In this paper, I raise one simple point that must be taken into account when considering the history of the 'Papuan' languages - namely, the scope of the term 'Papuan'. I shall argue that 'Papuan' is a term that logically should include many languages that have generally been discussed as being 'Austronesian'. While much detailed work has been carried out on a number of 'Papuan' language families, the fact that they are separate families, and are not believed to be related to each other (in the sense of the comparative method) any more than they are to the Austronesian languages which largely surround their region, means that they cannot be considered without reference to those Austronesian languages. I will argue that many of the Austronesian languages which surround the Papuan region (see the appendix) can only be considered to be 'Austronesian' in a lexical sense. Since historical linguistics puts little value on simple lexical correspondences in the absence of regular sound correspondences, and regularity of sound correspondence is lacking in the Austronesian languages close to New Guinea, we cannot consider these languages to be 'fully' Austronesian. We must therefore consider a Papuan history that is much more widespread than usually conceived. In section 2, I shall discuss some logical problems with the term 'Papuan' as it is commonly used. In section 3, I introduce some details about what we can infer of social history in the 'Papuan' region, and the implications they have had for our understanding of linguistic processes in the area. In section 4, we discuss the notion of regularity in sound correspondences, and examine the implications for our understanding of the 'Austronesian dispersal' that arise from examining this metric for the languages west of New Guinea. Section 5 concludes the discussion.

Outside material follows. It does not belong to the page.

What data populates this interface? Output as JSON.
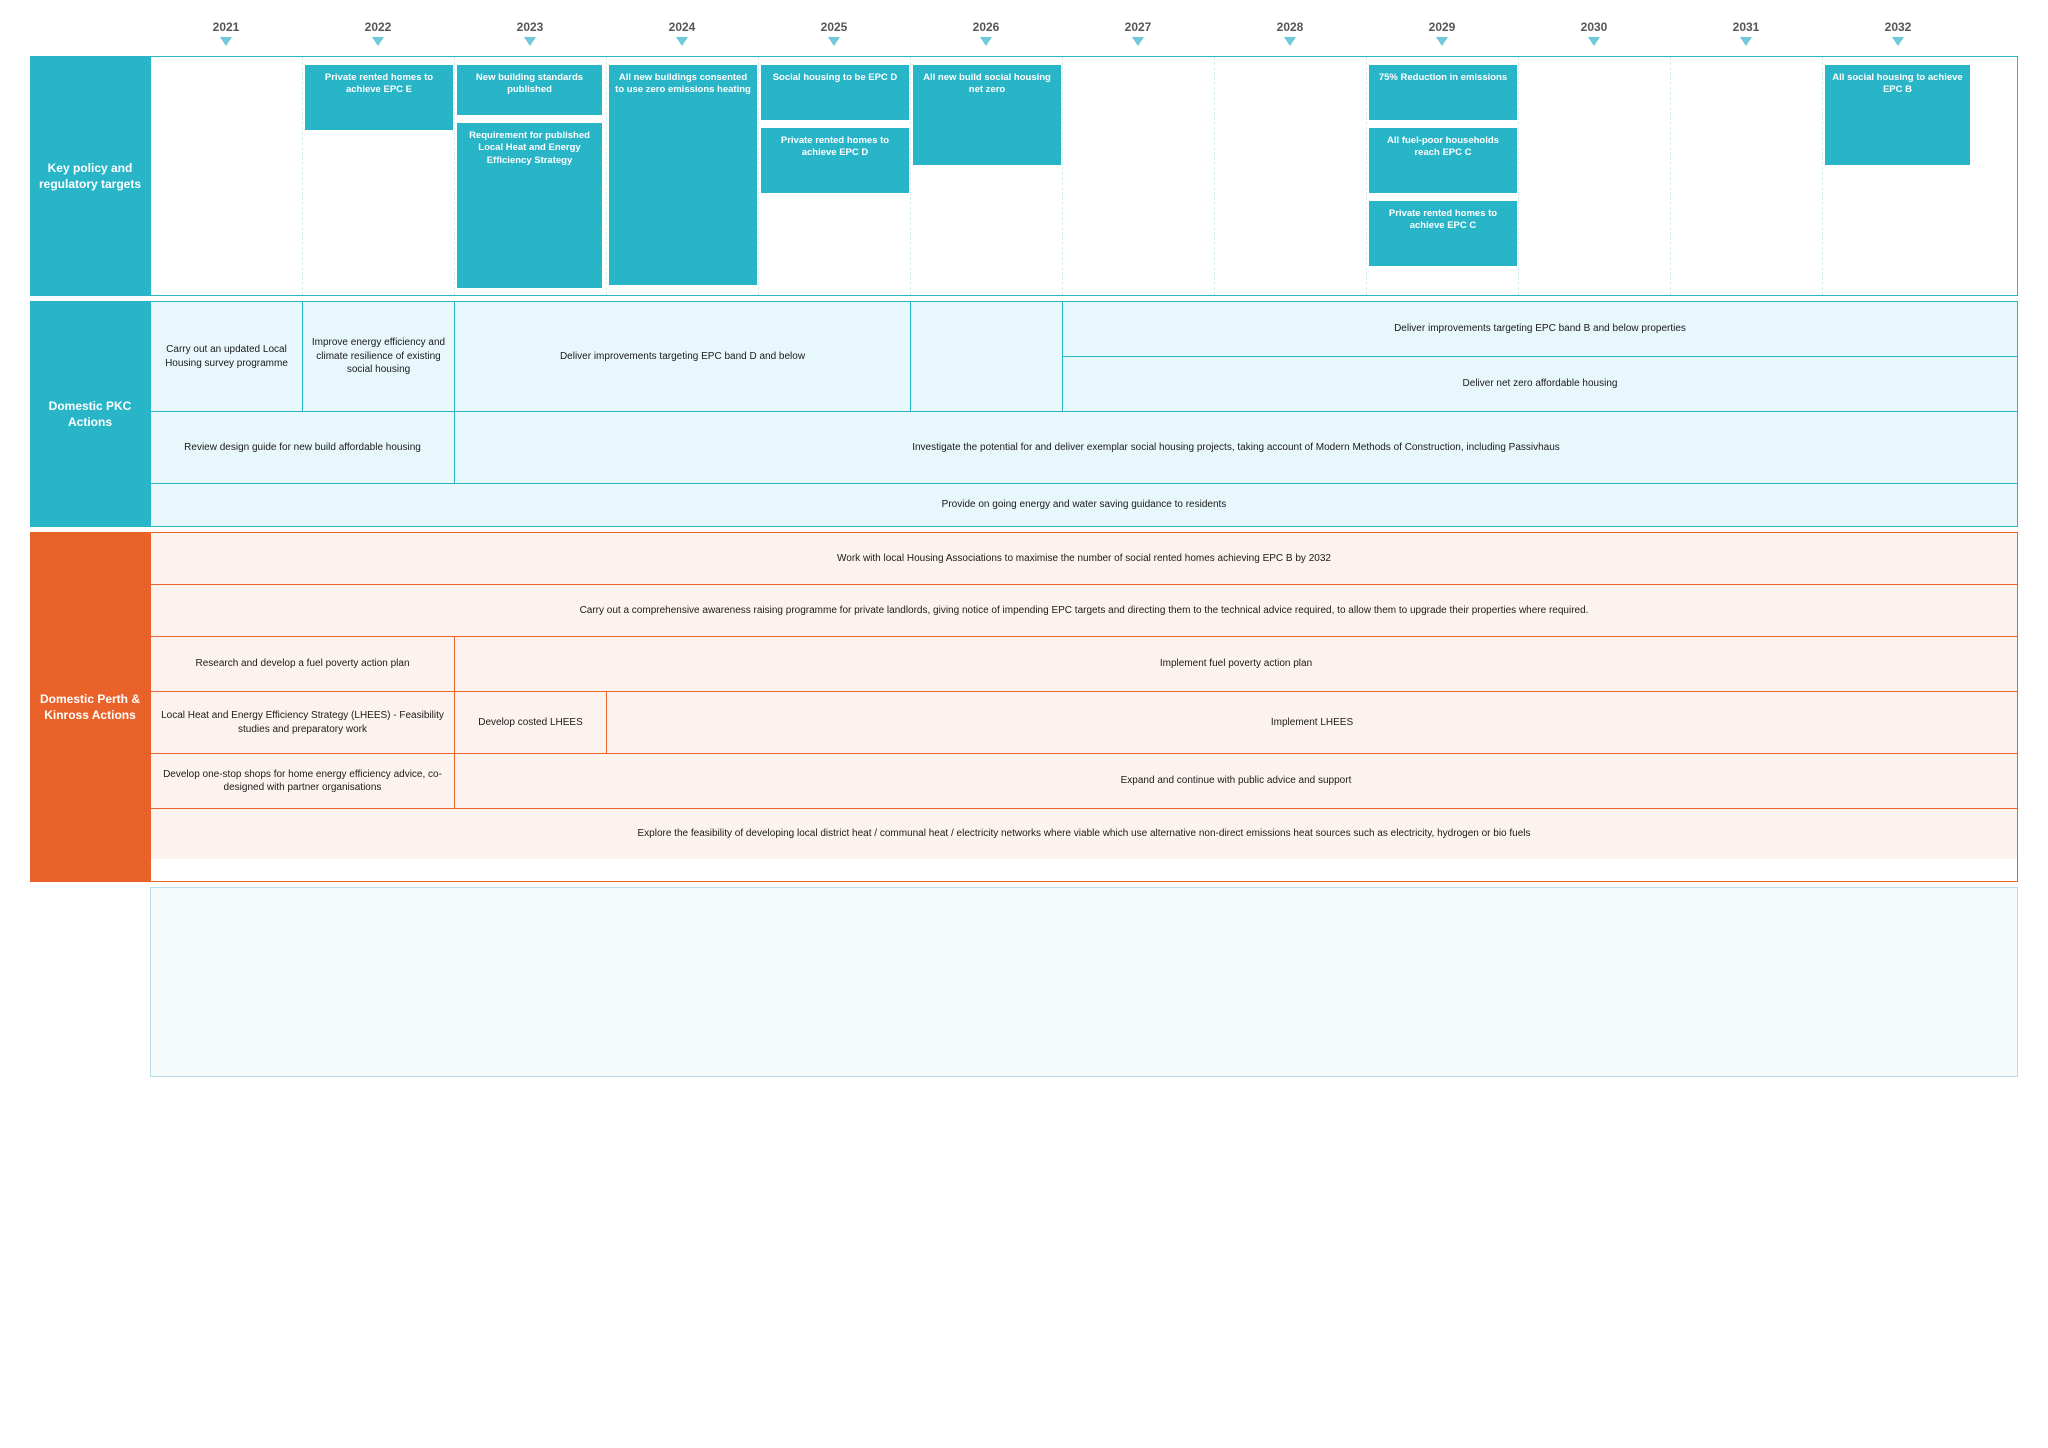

|Journal||Journal of the Linguistics Society of Papua New Guinea|
|Publication status||Published - 2013|